Stateside With Rosalea: Untethered
At the risk of having you wander out into cyberspace never to return to our beloved mothership, Scoop, I'm going to pepper this post with hyperlinks to interesting video on the Net. If you want to cut to the chase, go to the last one.
::If voting changed anything, they'd make it illegal::
That's just one of the thought-provoking quotes used in a public art installation that has been touring the US recently and will start up on tour again in May on the East Coast. For a couple of Quicktime shorts about the Dialogue Project when it was in San Francisco's Union Square last year, go to: http://www.dialogueproject.net/index.shtml
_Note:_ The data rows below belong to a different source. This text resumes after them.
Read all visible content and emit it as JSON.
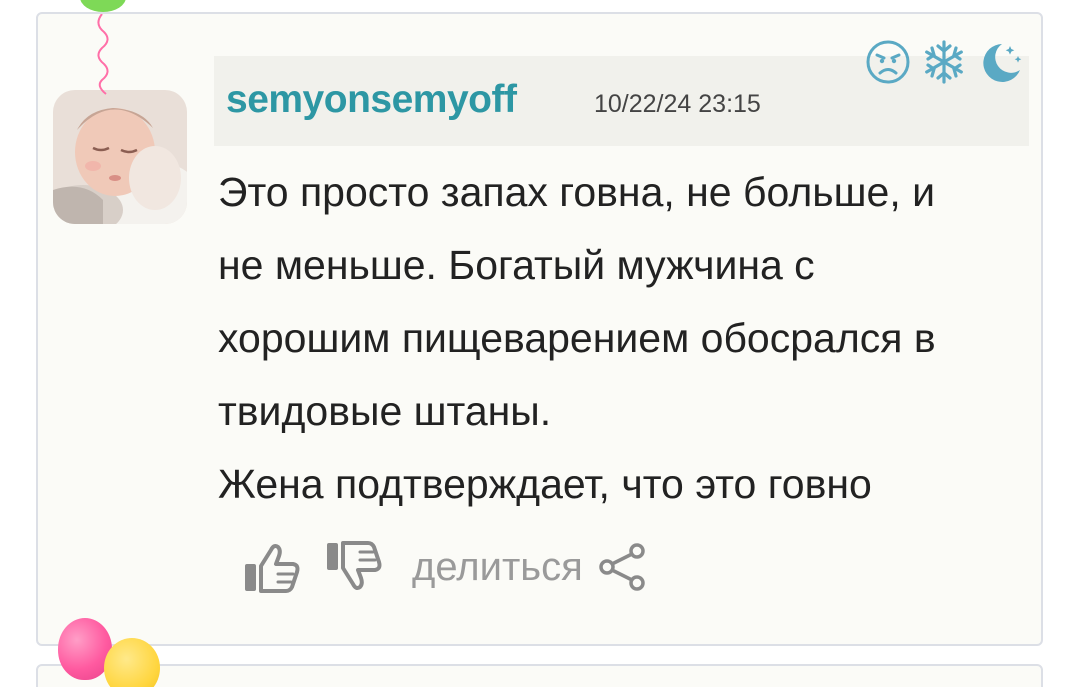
{
  "comment": {
    "username": "semyonsemyoff",
    "timestamp": "10/22/24 23:15",
    "text_lines": [
      "Это просто запах говна, не больше, и",
      "не меньше. Богатый мужчина с",
      "хорошим пищеварением обосрался в",
      "твидовые штаны.",
      "Жена подтверждает, что это говно"
    ],
    "badges": [
      "angry-face-icon",
      "snowflake-icon",
      "moon-stars-icon"
    ],
    "actions": {
      "like_icon": "thumbs-up-icon",
      "dislike_icon": "thumbs-down-icon",
      "share_label": "делиться",
      "share_icon": "share-icon"
    }
  },
  "colors": {
    "username": "#2d97a4",
    "badge": "#5aa9c4",
    "action_icon": "#8a8a8a",
    "card_bg": "#fbfbf7"
  }
}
A note of explanation about the Holiday video. You'll notice not only a Christmas tree but a huge menorah, a 9-branched candlestick that is part of the Jewish Chanukah celebration that occurs around the same time of year. It was built and donated ti the City in 1975 by the music promoter, Bill Graham, who made San Francisco's music scene famous in the '60s.
What with Richard "B for Bullseye" Cheney playing the Iran card for his own pathetic political ends at a fundraising dinner over the weekend, I was reminded yet again of how the US is simply a playground bully that needs to be stood up to by its friends right now.
Not that it can't be argued that the US is being provoked or that the film has anything to do with politics, but according to the curriculum guide that goes with a movie for schools called Let's Get Real:
"Most experts define bullying as unprovoked, repeated and aggressive actions or threats of action by one or more persons who have (or are perceived to have) more power or status than their victim in order to cause fear, distress or harm."
Visiting http://www.womedia.org/lgr_teachingguide.htm#whatisbullying will get you in the vicinity of some video clips from the film and a transcript.
In between the capture of Saddam Hussein and the siege of Falluja, two US documentary filmmakers flew to Jordan, got a ride to Baghdad and asked around to see if they could be embedded with the US Army, just like reporters from the big news organisations were.
They ended up in Falluja during the winter of 2004, and their film "documents the city's waning stability before a final series of military assaults began in the spring of 2004 that effectively destroyed it. Filmmakers Garrett Scott and Ian Olds were given access to all operations of the Army's 82nd Airborne. They lived with the unit 24/7, giving voice to soldiers held under a strict code of authority as they cope with an ambiguous, often lethal environment."
In a Q&A session after the screening I went to this week, Olds filled in a little of the backstory, information that doesn't appear on the DVD because they didn't want to burden the documentary with any viewpoint other than that of the soldiers themselves and the people of the city they were occupying.
Part of that backstory is that Scott and Olds
were not allowed to go out on patrol when Special Ops were
around, and one night when that happened an Iraqi woman was
taken hostage by the US Army to be held until her husband
turned himself in for questioning because Special Forces
thought he was connected with resistance against the US
The next day on the streets, the talk is all about how offensive and downright pathetic that action was. "Why do US soldiers take women--are they afraid to take men?", one street sage asks in the documentary.
In reply to my question about whether the captain who ordered the hostage-taking was new to the situation and perhaps part of the Special Ops team, Olds replied that no, the captain had been there all along and was part of the 82nd Airborne, not Special Ops. Shortly afterwards, the 82nd Airborne was replaced by the Marines and the destruction of Falluja commenced.
Some British and NZ mercenaries (ex-SAS) who worked as armed escorts for NBC television crews gave the two freelance filmmakers a ride back to Jordan from Baghdad before that transition took place.
One of the film's directors, Garrett Scott, died last week from a heart attack. He was 37 years old. Working Films has set up a new restricted fund "that will support a documentary prize to honor the spirit of Garrett's remarkable work." According to Olds, the aim of their collaboration had been to document--without imposing their own viewpoint--ordinary people caught up in historical events.
Trailers from the
DVD are at